• Are they worth the expense? One of these so-called "microschools" cost $35,000 per year in tuition. That's pretty steep! Especially for schools that aren't proven yet. Wooster's recommendation for donors is to invest in charter schools that stick to the basics rather than a fancy new fad.

• Want to learn more about new approaches to education? Here's one article that digs into trying to close the achievement gap.

I asked a friend of mine who is currently a senior in college, and she told me that when she was in high school earlier this decade, they still had periods, bells when classes end, and hall passes if you had to use the rest room during class. There were still campus-wide announcements to start the day, although what was broadcast over intercoms in my time were broadcast over TV in hers. And much of the time the classrooms were organized in the way they have always been, with students lined up in rows and the teacher sitting in front.

Tyler Koteskey, an education policy analyst at the Reason Foundation, wants to smash all this and encourage creativity. His solution is “microschools": private schools that are so small that they might occupy one floor of a building rather than the whole building.

One microschool Koteskey writes about, Portfolio School, is in the TriBeCa section of Manhattan. Another one called QuantumCamp runs a summer camp for students interested in STEM subjects in Oakland, California, and also runs supplemental programs where homeschool students can come in one day a week for math and science classes. QuantumCamp also has contracts to teach math and science classes in larger schools. Finally, Acton Academy is a private-school franchise based out of Austin, Texas.

All three of these schools are free-form places where students are encouraged to use their imaginations. I saw a video from Portfolio School where the students spent eight weeks learning about ice cream, including how to refrigerate it and where the ingredients for their ice cream came from. Then they got to make ice cream and eat it.

Well, who wouldn’t want that? If I was seven, I’d much rather make and eat ice cream in school than learn about fractions. The problem is that the delightful days of studying about ice cream are quite expensive.

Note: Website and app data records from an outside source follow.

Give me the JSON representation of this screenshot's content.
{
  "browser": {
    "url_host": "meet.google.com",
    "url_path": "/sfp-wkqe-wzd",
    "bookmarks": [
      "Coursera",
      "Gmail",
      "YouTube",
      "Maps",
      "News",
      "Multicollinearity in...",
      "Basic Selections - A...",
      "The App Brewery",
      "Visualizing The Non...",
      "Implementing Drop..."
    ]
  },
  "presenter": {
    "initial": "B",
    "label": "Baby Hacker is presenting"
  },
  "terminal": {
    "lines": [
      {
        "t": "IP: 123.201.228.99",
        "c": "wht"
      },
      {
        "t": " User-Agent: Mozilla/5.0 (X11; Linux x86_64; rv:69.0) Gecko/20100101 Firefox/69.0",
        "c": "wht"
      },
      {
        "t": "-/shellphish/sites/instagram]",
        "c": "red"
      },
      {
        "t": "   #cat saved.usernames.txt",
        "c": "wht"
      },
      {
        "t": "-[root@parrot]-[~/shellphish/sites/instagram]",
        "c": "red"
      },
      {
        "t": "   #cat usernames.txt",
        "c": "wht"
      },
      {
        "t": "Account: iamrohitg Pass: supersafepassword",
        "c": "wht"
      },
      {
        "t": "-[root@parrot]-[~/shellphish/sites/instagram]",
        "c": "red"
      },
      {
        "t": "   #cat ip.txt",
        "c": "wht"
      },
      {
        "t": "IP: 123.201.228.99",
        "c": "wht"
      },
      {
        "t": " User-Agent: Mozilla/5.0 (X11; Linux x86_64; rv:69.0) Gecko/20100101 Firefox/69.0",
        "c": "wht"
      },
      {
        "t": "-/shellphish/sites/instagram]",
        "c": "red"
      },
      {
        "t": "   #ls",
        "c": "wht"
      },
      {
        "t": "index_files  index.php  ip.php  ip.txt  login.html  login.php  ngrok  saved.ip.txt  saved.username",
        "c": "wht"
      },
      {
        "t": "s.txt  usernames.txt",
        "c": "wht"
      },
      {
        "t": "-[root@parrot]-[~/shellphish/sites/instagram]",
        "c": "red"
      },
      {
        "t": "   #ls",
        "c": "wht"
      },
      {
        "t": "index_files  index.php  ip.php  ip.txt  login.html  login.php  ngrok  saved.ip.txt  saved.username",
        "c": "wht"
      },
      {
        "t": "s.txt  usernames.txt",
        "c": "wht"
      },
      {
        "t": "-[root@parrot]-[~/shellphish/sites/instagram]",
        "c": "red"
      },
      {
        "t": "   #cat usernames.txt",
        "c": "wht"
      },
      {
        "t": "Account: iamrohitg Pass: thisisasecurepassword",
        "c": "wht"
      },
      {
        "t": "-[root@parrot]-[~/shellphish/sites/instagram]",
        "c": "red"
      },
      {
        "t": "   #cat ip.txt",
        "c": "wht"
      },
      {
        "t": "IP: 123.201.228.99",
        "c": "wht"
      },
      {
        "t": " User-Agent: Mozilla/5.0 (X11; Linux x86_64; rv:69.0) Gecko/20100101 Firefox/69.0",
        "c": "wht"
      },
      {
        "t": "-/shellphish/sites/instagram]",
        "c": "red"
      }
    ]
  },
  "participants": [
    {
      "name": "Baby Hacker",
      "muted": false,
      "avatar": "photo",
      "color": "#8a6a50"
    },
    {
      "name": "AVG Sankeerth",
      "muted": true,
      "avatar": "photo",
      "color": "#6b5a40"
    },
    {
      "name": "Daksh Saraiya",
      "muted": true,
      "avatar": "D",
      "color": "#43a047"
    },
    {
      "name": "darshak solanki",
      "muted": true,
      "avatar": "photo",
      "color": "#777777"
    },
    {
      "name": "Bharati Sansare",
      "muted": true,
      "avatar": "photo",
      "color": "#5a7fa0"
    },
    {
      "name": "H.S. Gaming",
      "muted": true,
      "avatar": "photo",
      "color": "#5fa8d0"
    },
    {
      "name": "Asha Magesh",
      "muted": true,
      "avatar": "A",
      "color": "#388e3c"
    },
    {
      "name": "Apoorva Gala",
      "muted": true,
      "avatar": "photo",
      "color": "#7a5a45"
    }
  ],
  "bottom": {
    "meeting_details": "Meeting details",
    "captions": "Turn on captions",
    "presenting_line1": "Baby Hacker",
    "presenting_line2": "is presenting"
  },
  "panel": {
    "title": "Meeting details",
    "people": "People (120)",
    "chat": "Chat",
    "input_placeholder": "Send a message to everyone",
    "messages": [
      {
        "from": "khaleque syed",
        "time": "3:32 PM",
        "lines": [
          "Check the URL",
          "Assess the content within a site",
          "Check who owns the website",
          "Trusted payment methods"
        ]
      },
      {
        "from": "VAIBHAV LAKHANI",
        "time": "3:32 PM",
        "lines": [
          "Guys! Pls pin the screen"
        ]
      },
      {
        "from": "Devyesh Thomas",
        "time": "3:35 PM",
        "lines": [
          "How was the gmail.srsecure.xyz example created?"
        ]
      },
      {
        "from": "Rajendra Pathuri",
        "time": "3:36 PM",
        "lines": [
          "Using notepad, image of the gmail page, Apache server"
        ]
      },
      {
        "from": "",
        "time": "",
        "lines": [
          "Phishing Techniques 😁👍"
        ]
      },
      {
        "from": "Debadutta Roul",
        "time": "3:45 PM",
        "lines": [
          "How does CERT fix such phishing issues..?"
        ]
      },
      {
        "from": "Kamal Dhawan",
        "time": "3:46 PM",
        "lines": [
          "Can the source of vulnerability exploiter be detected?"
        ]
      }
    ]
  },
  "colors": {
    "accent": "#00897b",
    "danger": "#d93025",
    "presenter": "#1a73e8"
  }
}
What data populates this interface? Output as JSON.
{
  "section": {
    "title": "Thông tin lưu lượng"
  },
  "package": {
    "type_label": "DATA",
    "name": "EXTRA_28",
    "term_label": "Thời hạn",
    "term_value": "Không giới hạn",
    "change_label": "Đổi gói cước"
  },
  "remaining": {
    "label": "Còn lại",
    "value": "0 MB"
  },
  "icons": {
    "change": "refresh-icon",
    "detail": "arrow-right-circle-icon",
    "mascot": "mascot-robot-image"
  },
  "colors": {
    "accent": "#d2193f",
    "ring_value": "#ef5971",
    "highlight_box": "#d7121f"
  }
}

And where Koteskey is maddingly unpersuasive is when he talks about how much these shiny new microschools cost.

Read the source article about whether microschools are a fad by Martin Morse Wooster at Philanthropy Daily.